=== SOURCE INFORMATION ===

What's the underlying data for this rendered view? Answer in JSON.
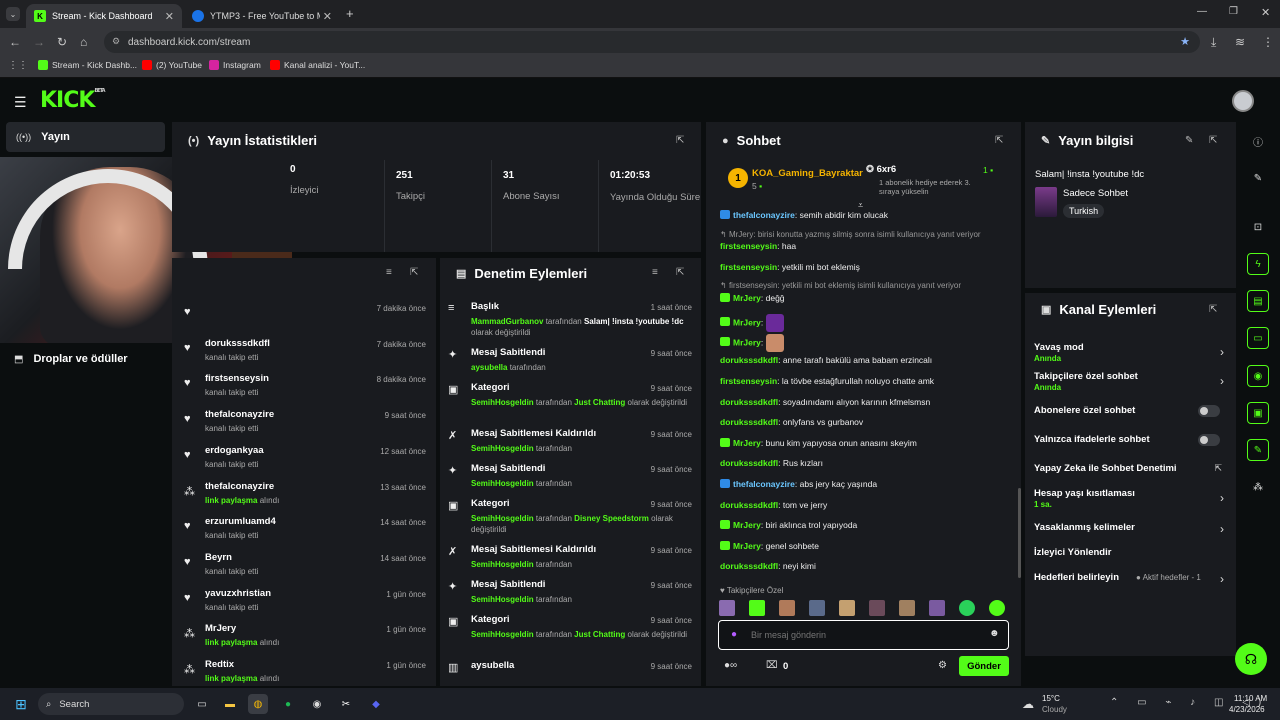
{
  "browser": {
    "tabs": [
      {
        "title": "Stream - Kick Dashboard",
        "active": true
      },
      {
        "title": "YTMP3 - Free YouTube to MP3",
        "active": false
      }
    ],
    "url": "dashboard.kick.com/stream",
    "bookmarks": [
      "Stream - Kick Dashb...",
      "(2) YouTube",
      "Instagram",
      "Kanal analizi - YouT..."
    ]
  },
  "brand": {
    "logo": "KICK",
    "badge": "BETA",
    "accent": "#53fc18"
  },
  "sidebar": {
    "items": [
      {
        "label": "Yayın",
        "icon": "broadcast-icon",
        "active": true
      },
      {
        "label": "Droplar ve ödüller",
        "icon": "drops-icon",
        "active": false
      }
    ]
  },
  "stats": {
    "title": "Yayın İstatistikleri",
    "items": [
      {
        "value": "0",
        "label": "İzleyici"
      },
      {
        "value": "251",
        "label": "Takipçi"
      },
      {
        "value": "31",
        "label": "Abone Sayısı"
      },
      {
        "value": "01:20:53",
        "label": "Yayında Olduğu Süre"
      }
    ]
  },
  "activity": {
    "items": [
      {
        "name": "",
        "sub": "",
        "time": "7 dakika önce",
        "icon": "heart-icon",
        "green": false
      },
      {
        "name": "doruksssdkdfl",
        "sub": "kanalı takip etti",
        "time": "7 dakika önce",
        "icon": "heart-icon",
        "green": false
      },
      {
        "name": "firstsenseysin",
        "sub": "kanalı takip etti",
        "time": "8 dakika önce",
        "icon": "heart-icon",
        "green": false
      },
      {
        "name": "thefalconayzire",
        "sub": "kanalı takip etti",
        "time": "9 saat önce",
        "icon": "heart-icon",
        "green": false
      },
      {
        "name": "erdogankyaa",
        "sub": "kanalı takip etti",
        "time": "12 saat önce",
        "icon": "heart-icon",
        "green": false
      },
      {
        "name": "thefalconayzire",
        "sub": "link paylaşma",
        "sub2": "alındı",
        "time": "13 saat önce",
        "icon": "reward-icon",
        "green": true
      },
      {
        "name": "erzurumluamd4",
        "sub": "kanalı takip etti",
        "time": "14 saat önce",
        "icon": "heart-icon",
        "green": false
      },
      {
        "name": "Beyrn",
        "sub": "kanalı takip etti",
        "time": "14 saat önce",
        "icon": "heart-icon",
        "green": false
      },
      {
        "name": "yavuzxhristian",
        "sub": "kanalı takip etti",
        "time": "1 gün önce",
        "icon": "heart-icon",
        "green": false
      },
      {
        "name": "MrJery",
        "sub": "link paylaşma",
        "sub2": "alındı",
        "time": "1 gün önce",
        "icon": "reward-icon",
        "green": true
      },
      {
        "name": "Redtix",
        "sub": "link paylaşma",
        "sub2": "alındı",
        "time": "1 gün önce",
        "icon": "reward-icon",
        "green": true
      }
    ]
  },
  "moderation": {
    "title": "Denetim Eylemleri",
    "items": [
      {
        "icon": "title-icon",
        "title": "Başlık",
        "time": "1 saat önce",
        "user": "MammadGurbanov",
        "mid": " tarafından ",
        "value": "Salam| !insta !youtube !dc",
        "end": " olarak değiştirildi"
      },
      {
        "icon": "pin-icon",
        "title": "Mesaj Sabitlendi",
        "time": "9 saat önce",
        "user": "aysubella",
        "mid": " tarafından",
        "value": "",
        "end": ""
      },
      {
        "icon": "category-icon",
        "title": "Kategori",
        "time": "9 saat önce",
        "user": "SemihHosgeldin",
        "mid": " tarafından ",
        "value": "Just Chatting",
        "end": " olarak değiştirildi"
      },
      {
        "icon": "unpin-icon",
        "title": "Mesaj Sabitlemesi Kaldırıldı",
        "time": "9 saat önce",
        "user": "SemihHosgeldin",
        "mid": " tarafından",
        "value": "",
        "end": ""
      },
      {
        "icon": "pin-icon",
        "title": "Mesaj Sabitlendi",
        "time": "9 saat önce",
        "user": "SemihHosgeldin",
        "mid": " tarafından",
        "value": "",
        "end": ""
      },
      {
        "icon": "category-icon",
        "title": "Kategori",
        "time": "9 saat önce",
        "user": "SemihHosgeldin",
        "mid": " tarafından ",
        "value": "Disney Speedstorm",
        "end": " olarak değiştirildi"
      },
      {
        "icon": "unpin-icon",
        "title": "Mesaj Sabitlemesi Kaldırıldı",
        "time": "9 saat önce",
        "user": "SemihHosgeldin",
        "mid": " tarafından",
        "value": "",
        "end": ""
      },
      {
        "icon": "pin-icon",
        "title": "Mesaj Sabitlendi",
        "time": "9 saat önce",
        "user": "SemihHosgeldin",
        "mid": " tarafından",
        "value": "",
        "end": ""
      },
      {
        "icon": "category-icon",
        "title": "Kategori",
        "time": "9 saat önce",
        "user": "SemihHosgeldin",
        "mid": " tarafından ",
        "value": "Just Chatting",
        "end": " olarak değiştirildi"
      },
      {
        "icon": "delete-icon",
        "title": "aysubella",
        "time": "9 saat önce",
        "user": "",
        "mid": "",
        "value": "",
        "end": ""
      }
    ]
  },
  "chat": {
    "title": "Sohbet",
    "top_gifter": {
      "rank": "1",
      "name": "KOA_Gaming_Bayraktar",
      "count": "5",
      "badge_count": "1"
    },
    "gift_goal": {
      "label": "6xr6",
      "text": "1 abonelik hediye ederek 3. sıraya yükselin"
    },
    "messages": [
      {
        "type": "msg",
        "user": "thefalconayzire",
        "text": ": semih abidir kim olucak",
        "blue": true
      },
      {
        "type": "sys",
        "text": "MrJery: birisi konutta yazmış silmiş sonra isimli kullanıcıya yanıt veriyor"
      },
      {
        "type": "msg",
        "user": "firstsenseysin",
        "text": ": haa",
        "blue": false
      },
      {
        "type": "msg",
        "user": "firstsenseysin",
        "text": ": yetkili mi bot eklemiş",
        "blue": false
      },
      {
        "type": "sys",
        "text": "firstsenseysin: yetkili mi bot eklemiş isimli kullanıcıya yanıt veriyor"
      },
      {
        "type": "msg",
        "user": "MrJery",
        "text": ": değğ",
        "blue": false
      },
      {
        "type": "msg",
        "user": "MrJery",
        "text": ":",
        "blue": false
      },
      {
        "type": "msg",
        "user": "MrJery",
        "text": ":",
        "blue": false
      },
      {
        "type": "msg",
        "user": "doruksssdkdfl",
        "text": ": anne tarafı bakülü ama babam erzincalı",
        "blue": false
      },
      {
        "type": "msg",
        "user": "firstsenseysin",
        "text": ": la tövbe estağfurullah noluyo chatte amk",
        "blue": false
      },
      {
        "type": "msg",
        "user": "doruksssdkdfl",
        "text": ": soyadınıdamı alıyon karının kfmelsmsn",
        "blue": false
      },
      {
        "type": "msg",
        "user": "doruksssdkdfl",
        "text": ": onlyfans vs gurbanov",
        "blue": false
      },
      {
        "type": "msg",
        "user": "MrJery",
        "text": ": bunu kim yapıyosa onun anasını skeyim",
        "blue": false
      },
      {
        "type": "msg",
        "user": "doruksssdkdfl",
        "text": ": Rus kızları",
        "blue": false
      },
      {
        "type": "msg",
        "user": "thefalconayzire",
        "text": ": abs jery kaç yaşında",
        "blue": true
      },
      {
        "type": "msg",
        "user": "doruksssdkdfl",
        "text": ": tom ve jerry",
        "blue": false
      },
      {
        "type": "msg",
        "user": "MrJery",
        "text": ": biri aklınca trol yapıyoda",
        "blue": false
      },
      {
        "type": "msg",
        "user": "MrJery",
        "text": ": genel sohbete",
        "blue": false
      },
      {
        "type": "msg",
        "user": "doruksssdkdfl",
        "text": ": neyi kimi",
        "blue": false
      }
    ],
    "followers_only": "Takipçilere Özel",
    "input_placeholder": "Bir mesaj gönderin",
    "points": "0",
    "send_label": "Gönder"
  },
  "stream_info": {
    "title": "Yayın bilgisi",
    "stream_title": "Salam| !insta !youtube !dc",
    "category": "Sadece Sohbet",
    "language": "Turkish"
  },
  "channel_actions": {
    "title": "Kanal Eylemleri",
    "items": [
      {
        "label": "Yavaş mod",
        "sub": "Anında",
        "control": "chevron"
      },
      {
        "label": "Takipçilere özel sohbet",
        "sub": "Anında",
        "control": "chevron"
      },
      {
        "label": "Abonelere özel sohbet",
        "sub": "",
        "control": "toggle"
      },
      {
        "label": "Yalnızca ifadelerle sohbet",
        "sub": "",
        "control": "toggle"
      },
      {
        "label": "Yapay Zeka ile Sohbet Denetimi",
        "sub": "",
        "control": "external"
      },
      {
        "label": "Hesap yaşı kısıtlaması",
        "sub": "1 sa.",
        "control": "chevron"
      },
      {
        "label": "Yasaklanmış kelimeler",
        "sub": "",
        "control": "chevron"
      },
      {
        "label": "İzleyici Yönlendir",
        "sub": "",
        "control": "none"
      },
      {
        "label": "Hedefleri belirleyin",
        "sub": "",
        "status": "Aktif hedefler - 1",
        "control": "chevron"
      }
    ]
  },
  "taskbar": {
    "search": "Search",
    "weather_temp": "15°C",
    "weather_desc": "Cloudy",
    "time": "11:10 AM",
    "date": "4/23/2026"
  }
}
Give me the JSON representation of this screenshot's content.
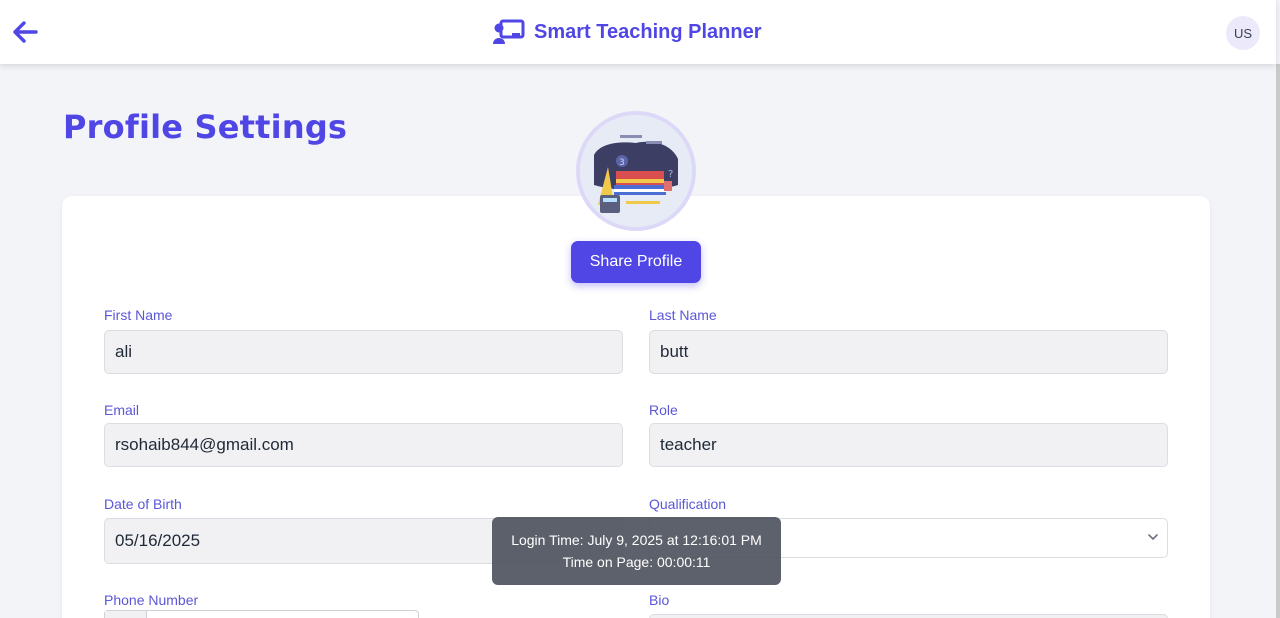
{
  "header": {
    "back_icon": "arrow-left-icon",
    "brand_icon": "teacher-board-icon",
    "title": "Smart Teaching Planner",
    "avatar_initials": "US",
    "accent_color": "#4f46e5"
  },
  "page": {
    "title": "Profile Settings"
  },
  "profile": {
    "share_button_label": "Share Profile"
  },
  "form": {
    "first_name": {
      "label": "First Name",
      "value": "ali"
    },
    "last_name": {
      "label": "Last Name",
      "value": "butt"
    },
    "email": {
      "label": "Email",
      "value": "rsohaib844@gmail.com"
    },
    "role": {
      "label": "Role",
      "value": "teacher"
    },
    "dob": {
      "label": "Date of Birth",
      "value": "05/16/2025"
    },
    "qualification": {
      "label": "Qualification",
      "value": ""
    },
    "phone": {
      "label": "Phone Number",
      "value": ""
    },
    "bio": {
      "label": "Bio",
      "value": ""
    }
  },
  "tooltip": {
    "login_time": "Login Time: July 9, 2025 at 12:16:01 PM",
    "time_on_page": "Time on Page: 00:00:11"
  }
}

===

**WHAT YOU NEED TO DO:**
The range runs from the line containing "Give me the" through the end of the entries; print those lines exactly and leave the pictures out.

**SOLUTION FOR THIS TASK:**
Give me the JSON representation of this screenshot's content.
{
  "header": {
    "back_icon": "arrow-left-icon",
    "brand_icon": "teacher-board-icon",
    "title": "Smart Teaching Planner",
    "avatar_initials": "US",
    "accent_color": "#4f46e5"
  },
  "page": {
    "title": "Profile Settings"
  },
  "profile": {
    "share_button_label": "Share Profile"
  },
  "form": {
    "first_name": {
      "label": "First Name",
      "value": "ali"
    },
    "last_name": {
      "label": "Last Name",
      "value": "butt"
    },
    "email": {
      "label": "Email",
      "value": "rsohaib844@gmail.com"
    },
    "role": {
      "label": "Role",
      "value": "teacher"
    },
    "dob": {
      "label": "Date of Birth",
      "value": "05/16/2025"
    },
    "qualification": {
      "label": "Qualification",
      "value": ""
    },
    "phone": {
      "label": "Phone Number",
      "value": ""
    },
    "bio": {
      "label": "Bio",
      "value": ""
    }
  },
  "tooltip": {
    "login_time": "Login Time: July 9, 2025 at 12:16:01 PM",
    "time_on_page": "Time on Page: 00:00:11"
  }
}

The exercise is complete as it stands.